Mud is a strange cure for blindness. I can almost hear the once-blind man singing,
"I can see clearly now, the mud has come."

Do any of us really see clearly? Apart from Jesus' touch, aren't we all blind? Spiritually, we are as blind as someone trying to open their eyes in...mud.

If Jesus can make something noble out of something nasty by using mud to make a blind man see, can't He work the same miracle in our hearts? He can. He has.

My life once consisted of ingredients worse than mud and spit. Then Jesus touched me. He cleansed me. He changed me. He made me brand new. Not a speck of mud on me.


Clear as Mud,
Perry Crisp

Thursday, July 3, 2008

Listen Up

Weird dreams visit my subconscious dvd player on occasion. It is usually the result of a chili-cheese dog after 9 pm. Sometimes I remember the dreams vividly. Other times they fade into forgetfulness with my first yawn.

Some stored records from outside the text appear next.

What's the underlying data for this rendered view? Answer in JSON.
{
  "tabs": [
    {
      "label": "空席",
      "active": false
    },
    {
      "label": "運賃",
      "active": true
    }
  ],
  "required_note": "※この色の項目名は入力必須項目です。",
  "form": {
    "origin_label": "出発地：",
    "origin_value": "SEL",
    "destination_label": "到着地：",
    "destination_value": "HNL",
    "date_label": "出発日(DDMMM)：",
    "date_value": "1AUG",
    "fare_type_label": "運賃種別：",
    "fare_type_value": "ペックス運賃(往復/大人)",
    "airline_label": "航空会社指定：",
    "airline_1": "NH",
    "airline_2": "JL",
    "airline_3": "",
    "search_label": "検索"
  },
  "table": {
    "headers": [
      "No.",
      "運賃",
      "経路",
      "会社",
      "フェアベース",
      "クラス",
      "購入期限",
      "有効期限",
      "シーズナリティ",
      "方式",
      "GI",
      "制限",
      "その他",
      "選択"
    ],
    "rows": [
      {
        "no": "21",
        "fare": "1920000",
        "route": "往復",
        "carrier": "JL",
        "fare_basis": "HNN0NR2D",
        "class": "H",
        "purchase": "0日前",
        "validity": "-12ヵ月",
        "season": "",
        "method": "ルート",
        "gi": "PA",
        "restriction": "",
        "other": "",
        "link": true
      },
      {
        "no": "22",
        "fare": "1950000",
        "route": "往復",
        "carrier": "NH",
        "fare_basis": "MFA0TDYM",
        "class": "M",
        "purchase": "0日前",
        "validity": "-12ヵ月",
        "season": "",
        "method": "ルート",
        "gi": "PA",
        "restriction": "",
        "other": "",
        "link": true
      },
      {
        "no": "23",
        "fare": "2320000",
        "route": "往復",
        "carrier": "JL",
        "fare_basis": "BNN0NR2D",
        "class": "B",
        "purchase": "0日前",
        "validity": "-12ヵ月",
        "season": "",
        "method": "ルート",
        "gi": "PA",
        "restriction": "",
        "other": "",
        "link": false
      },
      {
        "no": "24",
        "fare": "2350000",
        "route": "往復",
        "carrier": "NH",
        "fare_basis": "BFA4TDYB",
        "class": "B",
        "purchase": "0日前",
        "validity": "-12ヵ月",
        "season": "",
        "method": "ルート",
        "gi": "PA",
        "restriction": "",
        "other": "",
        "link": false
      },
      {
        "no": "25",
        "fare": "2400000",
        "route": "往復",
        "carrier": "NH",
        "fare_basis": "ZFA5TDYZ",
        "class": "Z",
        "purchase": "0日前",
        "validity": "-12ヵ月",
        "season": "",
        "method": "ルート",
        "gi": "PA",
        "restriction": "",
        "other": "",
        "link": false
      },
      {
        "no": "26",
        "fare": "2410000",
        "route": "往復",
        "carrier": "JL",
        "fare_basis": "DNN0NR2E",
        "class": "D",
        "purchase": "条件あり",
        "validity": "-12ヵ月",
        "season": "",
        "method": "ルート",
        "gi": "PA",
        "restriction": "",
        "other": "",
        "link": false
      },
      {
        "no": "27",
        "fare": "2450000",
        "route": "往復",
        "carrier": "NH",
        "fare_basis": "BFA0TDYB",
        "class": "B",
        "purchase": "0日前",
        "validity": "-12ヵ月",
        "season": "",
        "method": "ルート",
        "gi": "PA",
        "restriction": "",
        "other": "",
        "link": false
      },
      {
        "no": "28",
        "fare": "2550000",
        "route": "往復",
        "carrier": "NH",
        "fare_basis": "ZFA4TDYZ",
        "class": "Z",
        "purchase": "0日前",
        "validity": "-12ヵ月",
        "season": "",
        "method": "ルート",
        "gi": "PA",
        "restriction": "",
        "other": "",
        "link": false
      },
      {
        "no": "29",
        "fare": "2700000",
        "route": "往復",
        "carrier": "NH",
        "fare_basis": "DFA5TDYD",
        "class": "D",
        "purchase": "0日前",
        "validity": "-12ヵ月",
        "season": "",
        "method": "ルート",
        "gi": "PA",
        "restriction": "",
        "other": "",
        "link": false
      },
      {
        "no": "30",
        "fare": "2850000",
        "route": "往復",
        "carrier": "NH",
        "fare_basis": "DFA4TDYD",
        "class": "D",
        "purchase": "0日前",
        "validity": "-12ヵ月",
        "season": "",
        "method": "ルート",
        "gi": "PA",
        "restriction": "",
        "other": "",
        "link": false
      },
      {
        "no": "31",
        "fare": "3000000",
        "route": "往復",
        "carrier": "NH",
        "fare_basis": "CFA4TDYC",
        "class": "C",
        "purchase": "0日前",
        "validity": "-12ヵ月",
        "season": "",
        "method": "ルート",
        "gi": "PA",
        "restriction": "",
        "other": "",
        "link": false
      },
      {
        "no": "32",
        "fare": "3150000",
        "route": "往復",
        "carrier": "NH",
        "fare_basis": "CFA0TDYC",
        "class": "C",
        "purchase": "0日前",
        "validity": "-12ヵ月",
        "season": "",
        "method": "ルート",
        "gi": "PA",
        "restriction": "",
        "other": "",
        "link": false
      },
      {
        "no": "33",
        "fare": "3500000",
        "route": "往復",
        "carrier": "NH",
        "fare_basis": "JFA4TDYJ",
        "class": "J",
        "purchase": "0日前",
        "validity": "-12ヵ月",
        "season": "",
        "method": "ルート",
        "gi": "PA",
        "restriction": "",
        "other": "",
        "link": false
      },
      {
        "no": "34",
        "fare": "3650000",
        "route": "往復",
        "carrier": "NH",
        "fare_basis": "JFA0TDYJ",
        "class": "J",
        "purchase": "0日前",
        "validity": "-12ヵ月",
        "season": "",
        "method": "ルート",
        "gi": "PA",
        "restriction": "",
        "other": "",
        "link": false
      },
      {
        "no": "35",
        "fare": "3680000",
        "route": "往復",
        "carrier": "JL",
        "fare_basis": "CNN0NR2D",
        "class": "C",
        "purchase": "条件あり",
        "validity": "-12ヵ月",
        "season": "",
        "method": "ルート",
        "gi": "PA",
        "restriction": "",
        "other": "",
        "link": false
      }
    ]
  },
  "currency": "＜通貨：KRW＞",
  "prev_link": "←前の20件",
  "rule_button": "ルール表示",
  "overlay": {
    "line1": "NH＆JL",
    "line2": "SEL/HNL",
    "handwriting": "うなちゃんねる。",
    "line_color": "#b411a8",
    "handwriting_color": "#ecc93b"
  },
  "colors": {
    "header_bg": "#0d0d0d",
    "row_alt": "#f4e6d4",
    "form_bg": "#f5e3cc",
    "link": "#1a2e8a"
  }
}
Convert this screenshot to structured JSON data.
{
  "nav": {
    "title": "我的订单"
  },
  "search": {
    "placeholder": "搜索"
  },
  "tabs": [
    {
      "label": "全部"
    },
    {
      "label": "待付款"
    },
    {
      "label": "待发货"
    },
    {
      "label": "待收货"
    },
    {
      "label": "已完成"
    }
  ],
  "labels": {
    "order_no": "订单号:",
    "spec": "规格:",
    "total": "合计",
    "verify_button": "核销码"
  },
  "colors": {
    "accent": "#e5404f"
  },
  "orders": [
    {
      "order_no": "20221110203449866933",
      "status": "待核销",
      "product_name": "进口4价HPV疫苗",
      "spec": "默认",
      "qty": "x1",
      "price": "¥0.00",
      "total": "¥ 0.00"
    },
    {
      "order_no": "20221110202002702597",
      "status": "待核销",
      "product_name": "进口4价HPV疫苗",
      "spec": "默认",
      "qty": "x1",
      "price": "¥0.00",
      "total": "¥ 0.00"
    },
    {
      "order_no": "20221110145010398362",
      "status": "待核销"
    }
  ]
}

But the scorpion dream is one I will not soon forget. It was more real than a reality show. In the scorpion dream, I was babysitting a room full of toddlers and infants. Okay, so it's more like a nightmare.

While overseeing all these babies, I saw a scorpion crawl between my feet toward the children. In the awake world of my existence, I despise and fear scorpions as much as any other creature. I have felt the poisonous power of a scorpion's tail more times than I can count. The pain is impossible to describe.

The nightmare continued to escalate as the toddlers started crawling toward the scorpion. They all saw it and wanted to play with it. I screamed at the children, warning them not to touch it. They ignored me and kept reaching for it. I tried time and time again to step on the scorpion, but there was always a child in the way.

The inevitable happened. One of the smallest babies was injected by the sting of the scorpion's tail and let out a blood-curdling scream that woke me up. I sat straight up in bed, wiping away sweat and letting out a sigh of gratitude that it was only a dream.

That's when I heard the voice. It wasn't audible because it wasn't coming from outside my head where my ears are. It was inside my mind. It was high-definition. It was clearly the voice of God. He said,
"Now you know how I feel."

Then He left me there to meditate on what the dream and the God-statement meant. I knew what it meant. God wants so desperately for His children to hear Him. Yet we tune Him out so well. We fill our ears with what we want to hear. The voice of God drowns. When we do hear God, we often do not like what He says, so we learn not to listen.

We WANT to play with the scorpions. We think we know what's best. But we don't know what God knows. God knows the end result of playing with scorpions, and from a heart of passionate love He screams out to warn us and protect us. Will we hear Him? Will we trust Him?

1st Samuel 3:1 says, "the word of the Lord was rare in those days." I'm afraid we've let the voice of God become too rare a thing in our lives, as well.

The question for us to ponder is not, "Why isn't God speaking?" The question is,
"Why am I not hearing?"

If you want to hear God better, He tells you how: "Faith comes by hearing, and hearing by the Word of God" (Romans 10:17). Hearing God begins with the Bible. If you are not reading it, you are decreasing your chances of hearing or recognizing God's voice.

Back to the scorpion dream. I tried to crush the scorpion with my heel, but the children were in the way. God's Son, Jesus, put Himself between the heel of God's judgment and the scorpion of man's sin. God has taken the eternal sting out of sin's tail, but He still doesn't want us playing with them.

Though the screaming child woke me up before I could see the reaction of the other babies, I would imagine none of them reached for the scorpion after hearing and seeing the pain it caused their fellow infant. So why would I want to play with that which caused Jesus so much pain? Why would you?

"Speak Lord, for your servant hears" (1st Samuel 3:9).
Perry Crisp